"I made sure it was a color and style that was appealing to take out that part of the argument," she said.

I made a few trips to outdoor rinks popular with kids and adults, standing on the shoreline and counting helmeted heads. From a purely unscientific tally, I saw about half the skaters wearing helmets, kids included. I also saw a lot of spills, a few of which made me close my eyes with a too-soon recall of my own accident. And no wonder.

Dr. Jennifer Lombrano, an oral and maxillofacial surgeon with Alaska Trauma and Acute Care Surgery in Anchorage, gave me a quick tutorial about traumatic brain injuries while gently probing my jaw, which had also suffered in the fall. Lombrano trained with the U.S. Army and is a voice of experience when it comes to TBIs and their consequences.

"Your brain is made of soft tissue and is cushioned by fluid, which means it can move around inside your skull or bang against it, which is not good," she said.

My CAT scan showed an enormous hematoma that still makes me wince. It hurts like heck on the outside, but the real trouble, Lombrano said, occurs on the inside, when axons, long extensions of nerve cells that bundle together and send messages telling our bodies to act and think, are damaged or destroyed.  Along with blood vessel damage, injury to axons is what leaves us with lingering symptoms.

In children, this can manifest itself in different ways — headaches, dizziness, vomiting, blurry vision or extreme fatigue. With older kids, it's common to see irritability and other emotional reactions, including frustration with easy tasks.

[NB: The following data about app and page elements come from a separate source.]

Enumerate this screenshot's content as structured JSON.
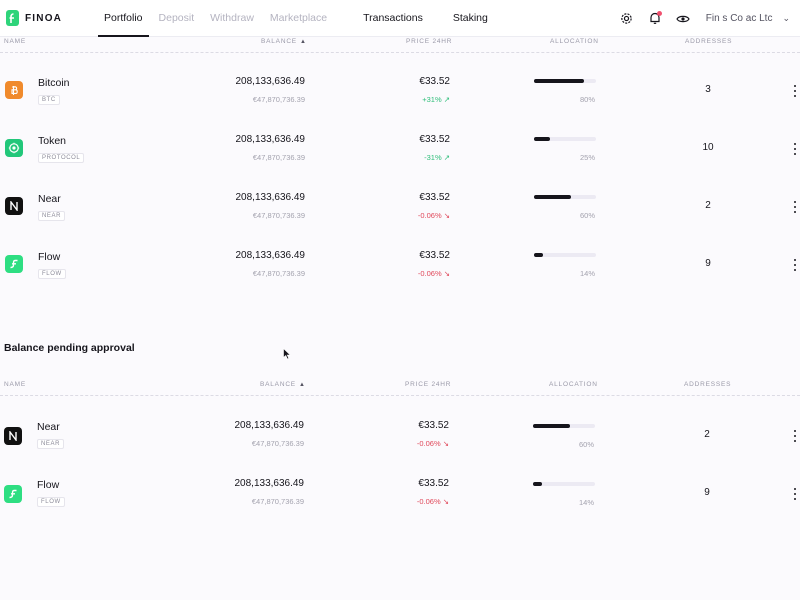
{
  "brand": {
    "name": "FINOA"
  },
  "nav": {
    "tabs": [
      {
        "label": "Portfolio",
        "state": "active"
      },
      {
        "label": "Deposit",
        "state": "muted"
      },
      {
        "label": "Withdraw",
        "state": "muted"
      },
      {
        "label": "Marketplace",
        "state": "muted"
      },
      {
        "label": "Transactions",
        "state": "dark"
      },
      {
        "label": "Staking",
        "state": "dark"
      }
    ],
    "icons": [
      "settings-icon",
      "notification-bell-icon",
      "eye-icon"
    ],
    "account": {
      "name": "Fin s Co  ac  Ltc",
      "chevron": "⌄"
    }
  },
  "columns": {
    "name": "NAME",
    "balance": "BALANCE",
    "balance_sort": "▲",
    "price": "PRICE 24HR",
    "allocation": "ALLOCATION",
    "addresses": "ADDRESSES"
  },
  "colors": {
    "bitcoin": "#f08a2c",
    "token": "#22c77a",
    "near": "#111111",
    "flow": "#2ede82",
    "positive": "#2ebd79",
    "negative": "#e0485a"
  },
  "portfolio": {
    "rows": [
      {
        "name": "Bitcoin",
        "ticker": "BTC",
        "icon": "bitcoin-icon",
        "balance": "208,133,636.49",
        "balance_eur": "€47,870,736.39",
        "price": "€33.52",
        "change": "+31% ↗",
        "direction": "up",
        "allocation_pct": 80,
        "allocation_label": "80%",
        "addresses": "3"
      },
      {
        "name": "Token",
        "ticker": "PROTOCOL",
        "icon": "token-icon",
        "balance": "208,133,636.49",
        "balance_eur": "€47,870,736.39",
        "price": "€33.52",
        "change": "-31% ↗",
        "direction": "up",
        "allocation_pct": 25,
        "allocation_label": "25%",
        "addresses": "10"
      },
      {
        "name": "Near",
        "ticker": "NEAR",
        "icon": "near-icon",
        "balance": "208,133,636.49",
        "balance_eur": "€47,870,736.39",
        "price": "€33.52",
        "change": "-0.06% ↘",
        "direction": "down",
        "allocation_pct": 60,
        "allocation_label": "60%",
        "addresses": "2"
      },
      {
        "name": "Flow",
        "ticker": "FLOW",
        "icon": "flow-icon",
        "balance": "208,133,636.49",
        "balance_eur": "€47,870,736.39",
        "price": "€33.52",
        "change": "-0.06% ↘",
        "direction": "down",
        "allocation_pct": 14,
        "allocation_label": "14%",
        "addresses": "9"
      }
    ]
  },
  "pending": {
    "title": "Balance pending approval",
    "rows": [
      {
        "name": "Near",
        "ticker": "NEAR",
        "icon": "near-icon",
        "balance": "208,133,636.49",
        "balance_eur": "€47,870,736.39",
        "price": "€33.52",
        "change": "-0.06% ↘",
        "direction": "down",
        "allocation_pct": 60,
        "allocation_label": "60%",
        "addresses": "2"
      },
      {
        "name": "Flow",
        "ticker": "FLOW",
        "icon": "flow-icon",
        "balance": "208,133,636.49",
        "balance_eur": "€47,870,736.39",
        "price": "€33.52",
        "change": "-0.06% ↘",
        "direction": "down",
        "allocation_pct": 14,
        "allocation_label": "14%",
        "addresses": "9"
      }
    ]
  }
}
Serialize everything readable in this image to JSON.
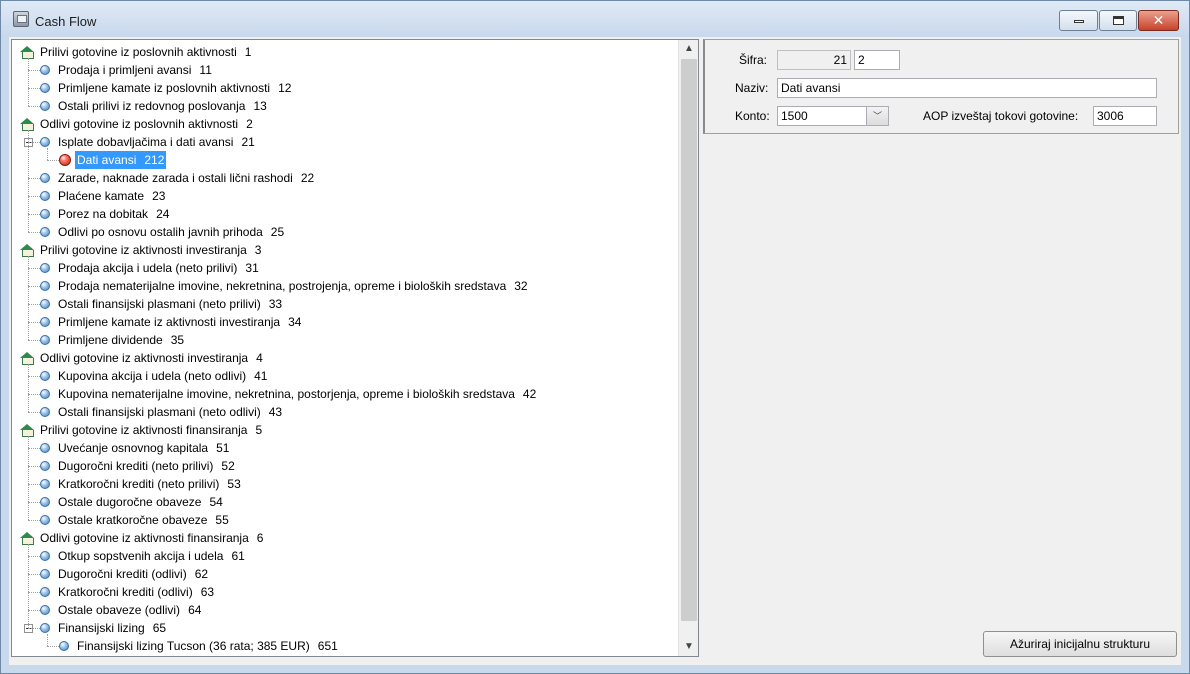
{
  "window": {
    "title": "Cash Flow"
  },
  "tree": {
    "rows": [
      {
        "label": "Prilivi gotovine iz poslovnih aktivnosti",
        "code": "1",
        "level": 0
      },
      {
        "label": "Prodaja i primljeni avansi",
        "code": "11",
        "level": 1
      },
      {
        "label": "Primljene kamate iz poslovnih aktivnosti",
        "code": "12",
        "level": 1
      },
      {
        "label": "Ostali prilivi iz redovnog poslovanja",
        "code": "13",
        "level": 1
      },
      {
        "label": "Odlivi gotovine iz poslovnih aktivnosti",
        "code": "2",
        "level": 0
      },
      {
        "label": "Isplate dobavljačima i dati avansi",
        "code": "21",
        "level": 1,
        "expanded": true
      },
      {
        "label": "Dati avansi",
        "code": "212",
        "level": 2,
        "selected": true
      },
      {
        "label": "Zarade, naknade zarada i ostali lični rashodi",
        "code": "22",
        "level": 1
      },
      {
        "label": "Plaćene kamate",
        "code": "23",
        "level": 1
      },
      {
        "label": "Porez na dobitak",
        "code": "24",
        "level": 1
      },
      {
        "label": "Odlivi po osnovu ostalih javnih prihoda",
        "code": "25",
        "level": 1
      },
      {
        "label": "Prilivi gotovine iz aktivnosti investiranja",
        "code": "3",
        "level": 0
      },
      {
        "label": "Prodaja akcija i udela (neto prilivi)",
        "code": "31",
        "level": 1
      },
      {
        "label": "Prodaja nematerijalne imovine, nekretnina, postrojenja, opreme i bioloških sredstava",
        "code": "32",
        "level": 1
      },
      {
        "label": "Ostali finansijski plasmani (neto prilivi)",
        "code": "33",
        "level": 1
      },
      {
        "label": "Primljene kamate iz aktivnosti investiranja",
        "code": "34",
        "level": 1
      },
      {
        "label": "Primljene dividende",
        "code": "35",
        "level": 1
      },
      {
        "label": "Odlivi gotovine iz aktivnosti investiranja",
        "code": "4",
        "level": 0
      },
      {
        "label": "Kupovina akcija i udela (neto odlivi)",
        "code": "41",
        "level": 1
      },
      {
        "label": "Kupovina nematerijalne imovine, nekretnina, postorjenja, opreme i bioloških sredstava",
        "code": "42",
        "level": 1
      },
      {
        "label": "Ostali finansijski plasmani (neto odlivi)",
        "code": "43",
        "level": 1
      },
      {
        "label": "Prilivi gotovine iz aktivnosti finansiranja",
        "code": "5",
        "level": 0
      },
      {
        "label": "Uvećanje osnovnog kapitala",
        "code": "51",
        "level": 1
      },
      {
        "label": "Dugoročni krediti (neto prilivi)",
        "code": "52",
        "level": 1
      },
      {
        "label": "Kratkoročni krediti (neto prilivi)",
        "code": "53",
        "level": 1
      },
      {
        "label": "Ostale dugoročne obaveze",
        "code": "54",
        "level": 1
      },
      {
        "label": "Ostale kratkoročne obaveze",
        "code": "55",
        "level": 1
      },
      {
        "label": "Odlivi gotovine iz aktivnosti finansiranja",
        "code": "6",
        "level": 0
      },
      {
        "label": "Otkup sopstvenih akcija i udela",
        "code": "61",
        "level": 1
      },
      {
        "label": "Dugoročni krediti (odlivi)",
        "code": "62",
        "level": 1
      },
      {
        "label": "Kratkoročni krediti (odlivi)",
        "code": "63",
        "level": 1
      },
      {
        "label": "Ostale obaveze (odlivi)",
        "code": "64",
        "level": 1
      },
      {
        "label": "Finansijski lizing",
        "code": "65",
        "level": 1,
        "expanded": true
      },
      {
        "label": "Finansijski lizing Tucson (36 rata; 385 EUR)",
        "code": "651",
        "level": 2
      }
    ]
  },
  "form": {
    "sifra_label": "Šifra:",
    "sifra_prefix": "21",
    "sifra_value": "2",
    "naziv_label": "Naziv:",
    "naziv_value": "Dati avansi",
    "konto_label": "Konto:",
    "konto_value": "1500",
    "aop_label": "AOP izveštaj tokovi gotovine:",
    "aop_value": "3006"
  },
  "actions": {
    "update_structure_label": "Ažuriraj inicijalnu strukturu"
  }
}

"Helmets are always good," said Lombrano. "They may not prevent (a concussion) but definitely minimize it and definitely help prevent skull fractures and scalp lacerations."

Any snow-sport helmet will do, as long as there is a chin strap to keep it on your head. Bicycle helmets also work but don't keep you warm and don't cover the entire head and ears.


Thad Woodard, an Anchorage pediatrician, has seen his share of head injuries and offered some advice.

"If kids fall while skating and cry immediately, or get up and continue to act well after the fall, the likelihood of significant head injury is very low," he said.

But, he said, monitor and pay attention to a worsening headache, weakness in a limb or the face, or unusual behavior. Some symptoms don't show up for 24 to 72 hours after an injury.

An estimated 1.6 million to 3.8 million sports- and recreation-related concussions occur in the United States each year, according to the Brain Injury Research Institute.

I'm one of the lucky ones; my symptoms lessen a bit each day. And a helmet has now joined my skates in the gear bag — for when I'm allowed on the ice again.

To learn more

For more information about traumatic brain injuries and concussions, check the websites for the Sports Concussion Institute and the Centers for Disease Control and Prevention.

Erin Kirkland is author of the Alaska On the Go guidebook series and publisher of AKontheGO.com, a family travel and recreation resource.